Besides BAE System’s growing US footprint, European arms companies have not yet reacted to the creation of new giants in the US military market. Given the novel characteristics of the pandemic, these companies will likely need more time to adjust to the repercussions of the crisis before making new structural decisions.
No matter how difficult the current economic downturn is, or how prominent the competitiveness issue becomes, preserving national arms-industrial capabilities will likely remain at the top of European decisionmakers’ agendas. In this respect, the pandemic caused by COVID-19 could either prompt European governments to push for increased consolidation of the European arms industry or, on the contrary, to protect their domestic industries at any cost.
The crisis caused by COVID-19 could have two contradictory effects. On the one hand, calls for increased solidarity and efficiency may prevail. This would push European companies towards greater cooperation and integration in the armament sector—thereby increasing interdependence. One indication of a step in this direction is the July 2020 agreement for €7 billion for the European Defence Fund (EDF) in the European Council’s 2021–27 budget. Although the figure was lower than the originally proposed €13 billion, it was still higher than the compromise of €6 billion that was on the table prior to the pandemic. However, although the Commission seemed to have industrial restructuring in mind as a long-term goal for the EDF and its precursor instruments and stated that they should foster competitiveness ‘including by consolidation where appropriate’, this is not necessarily the opinion of individual governments.
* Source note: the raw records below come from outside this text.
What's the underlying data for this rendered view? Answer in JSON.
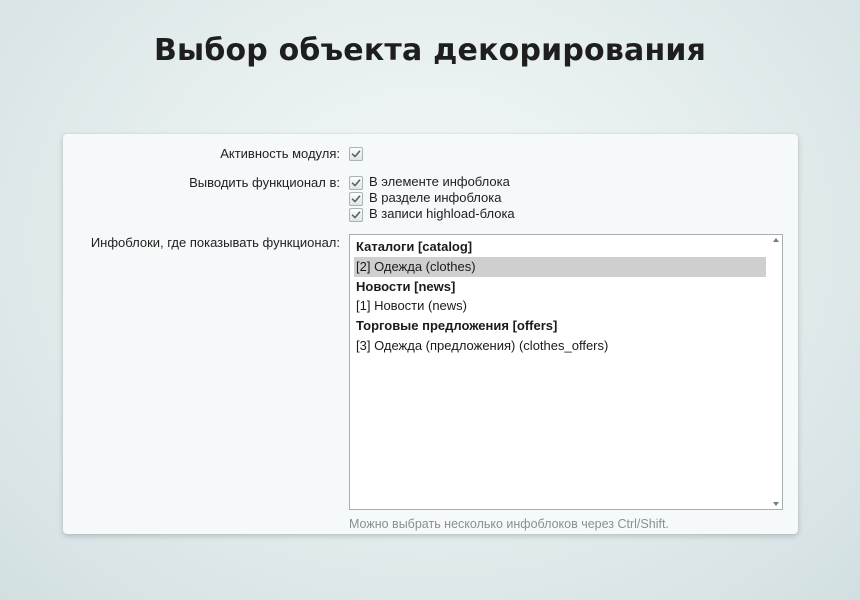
{
  "page": {
    "title": "Выбор объекта декорирования"
  },
  "form": {
    "module_active": {
      "label": "Активность модуля:",
      "checked": true
    },
    "output_in": {
      "label": "Выводить функционал в:",
      "options": [
        {
          "label": "В элементе инфоблока",
          "checked": true
        },
        {
          "label": "В разделе инфоблока",
          "checked": true
        },
        {
          "label": "В записи highload-блока",
          "checked": true
        }
      ]
    },
    "iblocks": {
      "label": "Инфоблоки, где показывать функционал:",
      "items": [
        {
          "text": "Каталоги [catalog]",
          "kind": "group",
          "selected": false
        },
        {
          "text": "[2] Одежда (clothes)",
          "kind": "option",
          "selected": true
        },
        {
          "text": "Новости [news]",
          "kind": "group",
          "selected": false
        },
        {
          "text": "[1] Новости (news)",
          "kind": "option",
          "selected": false
        },
        {
          "text": "Торговые предложения [offers]",
          "kind": "group",
          "selected": false
        },
        {
          "text": "[3] Одежда (предложения) (clothes_offers)",
          "kind": "option",
          "selected": false
        }
      ],
      "hint": "Можно выбрать несколько инфоблоков через Ctrl/Shift."
    }
  },
  "colors": {
    "selected_row": "#cfcfcf",
    "hint_text": "#8a8f91"
  }
}
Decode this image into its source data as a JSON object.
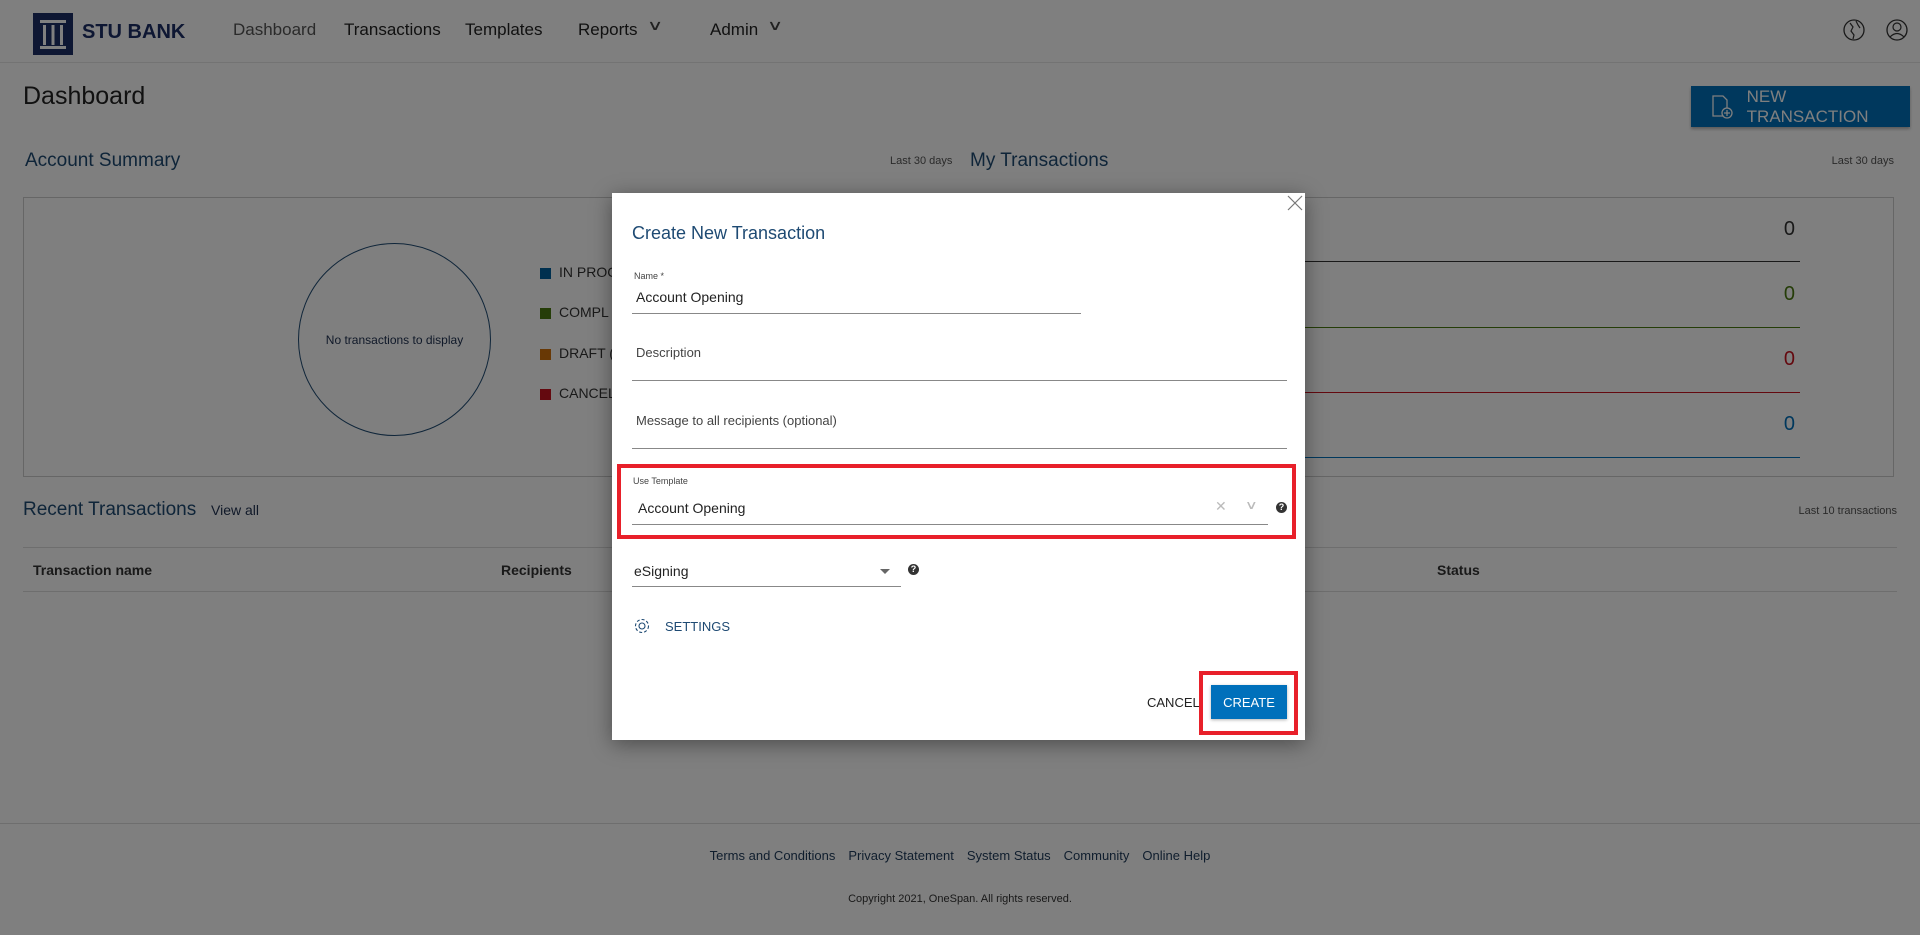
{
  "header": {
    "brand": "STU BANK",
    "nav": [
      {
        "label": "Dashboard"
      },
      {
        "label": "Transactions"
      },
      {
        "label": "Templates"
      },
      {
        "label": "Reports"
      },
      {
        "label": "Admin"
      }
    ]
  },
  "page": {
    "title": "Dashboard",
    "new_transaction_label": "NEW TRANSACTION"
  },
  "account_summary": {
    "title": "Account Summary",
    "period": "Last 30 days",
    "empty_text": "No transactions to display",
    "legend": [
      {
        "label": "IN PROC",
        "color": "#00609e"
      },
      {
        "label": "COMPL",
        "color": "#4a7a10"
      },
      {
        "label": "DRAFT (",
        "color": "#d0700a"
      },
      {
        "label": "CANCEL",
        "color": "#c8121e"
      }
    ]
  },
  "my_transactions": {
    "title": "My Transactions",
    "period": "Last 30 days",
    "rows": [
      {
        "value": "0",
        "color": "#333333"
      },
      {
        "value": "0",
        "color": "#4a7a10"
      },
      {
        "value": "0",
        "color": "#c8121e"
      },
      {
        "value": "0",
        "color": "#0070bb"
      }
    ]
  },
  "recent": {
    "title": "Recent Transactions",
    "view_all": "View all",
    "caption": "Last 10 transactions",
    "columns": [
      "Transaction name",
      "Recipients",
      "Status"
    ]
  },
  "footer": {
    "links": [
      "Terms and Conditions",
      "Privacy Statement",
      "System Status",
      "Community",
      "Online Help"
    ],
    "copyright": "Copyright 2021, OneSpan. All rights reserved."
  },
  "dialog": {
    "title": "Create New Transaction",
    "name_label": "Name *",
    "name_value": "Account Opening",
    "description_placeholder": "Description",
    "message_placeholder": "Message to all recipients (optional)",
    "template_label": "Use Template",
    "template_value": "Account Opening",
    "type_value": "eSigning",
    "settings_label": "SETTINGS",
    "cancel_label": "CANCEL",
    "create_label": "CREATE",
    "highlight_color": "#e8202a",
    "accent_color": "#0070bb"
  }
}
In a joint letter, the defence ministers of Germany, France, Italy and Spain did not directly call for industrial consolidation and rather saw the EDF as a way to ‘incentivize cooperation’ and that it could offer a ‘more efficient allocation of resources’.
But the supply chain concerns caused by the current pandemic could have the opposite effect. Indeed, it may act to reinforce trends of autonomy or even the renationalization of industries. Despite steps taken for joint procurement programmes, such as the two rival future combat air system projects; Tempest (Italy, Sweden and the UK); and the Future Combat Air System (Germany, France and Spain) or the Main Ground Combat System (France and Germany), governments could still decide to prioritize their domestic manufacturers, to support national industries instead of promoting cross-border cooperation.
Arms procurement processes usually span years and any outcomes are unlikely to be known in the short-term. The looming prospects of shrinking demand and the intensification of competition could prompt European arms firms to consolidate further in the coming years. But what will determine the restructuring of the sector in Europe remains political will. If consolidation is seen to be the only way for governments to sustain their arms industry in a constrained economic environment, they are likely to pursue that option.